Host a Coffee/Tea "Meet and Greet" Event

The event name says it all. Print off some information on the importance of play, don’t forget to bring your sign-in sheets, and use this opportunity to find out why each person decided to attend the meeting and why play is important and personal to them.

And one more thing—you never know until you know. Until you know all of your neighbors, you won’t know if the mayor’s mother, your local council member, or the city manager is just under your nose. So make sure to invite everyone. Remember, an advocacy initiative for play is just as much about community building as it is about playground building. With a unified community, anything is possible, so make sure your team creates an abundance of casual and formal opportunities to bring people together around the importance of play. And the key is—make it playful!

Consider inviting your legislators to a "Meet and Greet"

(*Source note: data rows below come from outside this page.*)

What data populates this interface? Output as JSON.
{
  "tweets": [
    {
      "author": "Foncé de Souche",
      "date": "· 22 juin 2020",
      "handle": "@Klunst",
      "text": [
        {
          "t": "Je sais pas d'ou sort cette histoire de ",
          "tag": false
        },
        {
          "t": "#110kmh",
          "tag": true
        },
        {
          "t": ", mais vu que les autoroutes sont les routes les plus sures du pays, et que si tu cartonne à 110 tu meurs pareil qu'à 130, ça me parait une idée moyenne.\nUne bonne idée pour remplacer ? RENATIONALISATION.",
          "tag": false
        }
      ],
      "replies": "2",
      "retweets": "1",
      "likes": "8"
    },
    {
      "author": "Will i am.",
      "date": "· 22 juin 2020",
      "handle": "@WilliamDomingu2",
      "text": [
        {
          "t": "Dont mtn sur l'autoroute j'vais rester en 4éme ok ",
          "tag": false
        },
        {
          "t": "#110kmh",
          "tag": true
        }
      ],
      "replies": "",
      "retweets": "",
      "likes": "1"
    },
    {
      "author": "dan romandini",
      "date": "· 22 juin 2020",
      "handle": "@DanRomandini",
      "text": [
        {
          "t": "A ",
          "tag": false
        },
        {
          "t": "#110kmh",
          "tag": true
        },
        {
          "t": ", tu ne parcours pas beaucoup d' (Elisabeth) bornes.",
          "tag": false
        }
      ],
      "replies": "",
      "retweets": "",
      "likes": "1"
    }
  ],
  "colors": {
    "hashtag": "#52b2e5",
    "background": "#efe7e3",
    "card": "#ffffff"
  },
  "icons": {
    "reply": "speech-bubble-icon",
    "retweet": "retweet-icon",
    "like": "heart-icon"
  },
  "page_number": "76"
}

Okay, so you’ve established your committee on play, you’ve assessed the status of play in your community, you’ve maybe held a Play Day, you’re the media guru your friends and colleagues now turn to—it’s time to step it up and begin to involve your local legislators. Host a play-themed “meet and greet” and share with your local representatives your Play Committee’s report on the “status of play.”

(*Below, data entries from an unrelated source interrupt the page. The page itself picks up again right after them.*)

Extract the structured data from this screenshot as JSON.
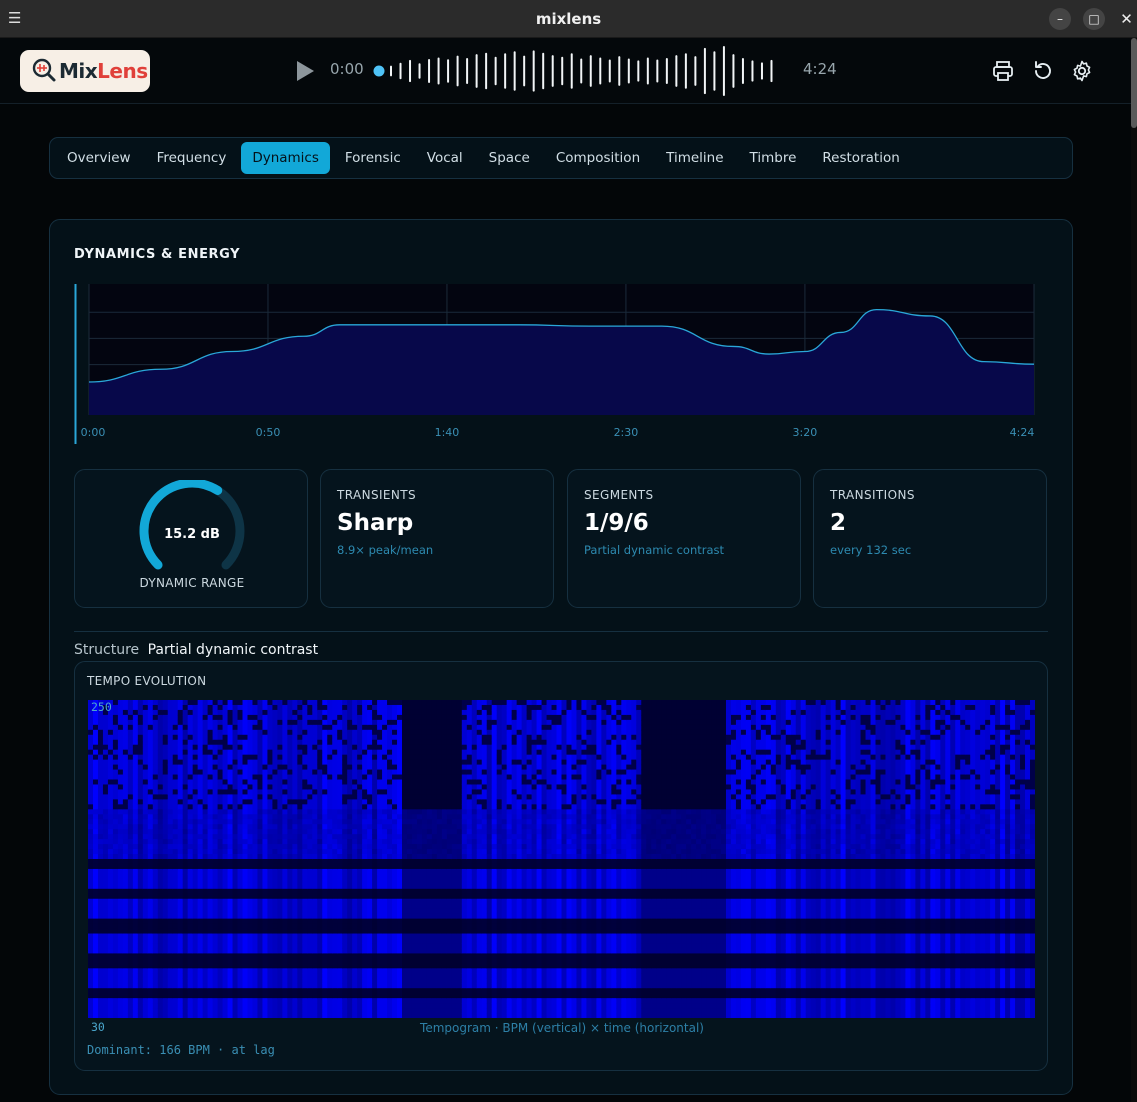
{
  "window": {
    "title": "mixlens",
    "menu_icon": "hamburger-icon",
    "min_icon": "minimize-icon",
    "max_icon": "maximize-icon",
    "close_icon": "close-icon"
  },
  "header": {
    "logo": {
      "text_a": "Mix",
      "text_b": "Lens"
    },
    "player": {
      "current_time": "0:00",
      "duration": "4:24",
      "progress": 0.0,
      "waveform_levels": [
        0.18,
        0.3,
        0.42,
        0.28,
        0.46,
        0.52,
        0.45,
        0.6,
        0.5,
        0.66,
        0.72,
        0.55,
        0.7,
        0.78,
        0.6,
        0.82,
        0.72,
        0.62,
        0.55,
        0.7,
        0.48,
        0.62,
        0.52,
        0.44,
        0.58,
        0.48,
        0.4,
        0.52,
        0.44,
        0.5,
        0.62,
        0.7,
        0.58,
        0.92,
        0.78,
        1.0,
        0.66,
        0.5,
        0.4,
        0.32,
        0.42
      ]
    },
    "actions": {
      "print_icon": "print-icon",
      "reset_icon": "reset-icon",
      "settings_icon": "gear-icon"
    }
  },
  "tabs": [
    {
      "label": "Overview",
      "active": false
    },
    {
      "label": "Frequency",
      "active": false
    },
    {
      "label": "Dynamics",
      "active": true
    },
    {
      "label": "Forensic",
      "active": false
    },
    {
      "label": "Vocal",
      "active": false
    },
    {
      "label": "Space",
      "active": false
    },
    {
      "label": "Composition",
      "active": false
    },
    {
      "label": "Timeline",
      "active": false
    },
    {
      "label": "Timbre",
      "active": false
    },
    {
      "label": "Restoration",
      "active": false
    }
  ],
  "dynamics": {
    "title": "DYNAMICS & ENERGY",
    "metrics": {
      "dynamic_range": {
        "value": "15.2 dB",
        "label": "DYNAMIC RANGE",
        "fraction": 0.62
      },
      "transients": {
        "label": "TRANSIENTS",
        "value": "Sharp",
        "sub": "8.9× peak/mean"
      },
      "segments": {
        "label": "SEGMENTS",
        "value": "1/9/6",
        "sub": "Partial dynamic contrast"
      },
      "transitions": {
        "label": "TRANSITIONS",
        "value": "2",
        "sub": "every 132 sec"
      }
    },
    "structure": {
      "key": "Structure",
      "value": "Partial dynamic contrast"
    },
    "tempo": {
      "title": "TEMPO EVOLUTION",
      "y_top": "250",
      "y_bottom": "30",
      "caption": "Tempogram · BPM (vertical) × time (horizontal)",
      "dominant": "Dominant: 166 BPM · at lag"
    }
  },
  "chart_data": {
    "type": "area",
    "x_ticks": [
      "0:00",
      "0:50",
      "1:40",
      "2:30",
      "3:20",
      "4:24"
    ],
    "x": [
      0,
      20,
      40,
      60,
      70,
      80,
      100,
      120,
      140,
      160,
      180,
      190,
      200,
      210,
      220,
      235,
      250,
      264
    ],
    "y": [
      0.26,
      0.36,
      0.5,
      0.62,
      0.71,
      0.71,
      0.71,
      0.71,
      0.7,
      0.7,
      0.54,
      0.48,
      0.5,
      0.65,
      0.83,
      0.78,
      0.42,
      0.4
    ],
    "xlim": [
      0,
      264
    ],
    "ylim": [
      0,
      1
    ],
    "grid": true,
    "colors": {
      "line": "#2aa7d8",
      "fill": "#07084a"
    }
  }
}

Recommendations and questions to consider as you plan for your official’s visit:

  • What role will this official play at your meeting, event, etc.? Will he or she help with some of your talking points, open or close the event with some poignant words, give a brief speech? Provide options for the official to select from.
  • Why should this official attend? Make sure your invitation includes details about the importance of play and how it reflects on issues that are important to this official (for example, childhood obesity, violence/crime prevention, Hurricane Katrina recovery).
  • Invitation procedures
    • Call and get the name, email address, and fax number of the scheduler, or the personnel who handle the official’s schedule.
    • Send a personalized letter, by fax and email, that includes all relevant details.
    • Call the scheduler two to three days after sending the letter, ask about status including a date of decision, and ask if the scheduler needs any additional information.
  • Follow-up
    • Post photos to your organization’s website and provide electronic copies to
      the official.
    • Be sure to write a thank-you note to the official for participating.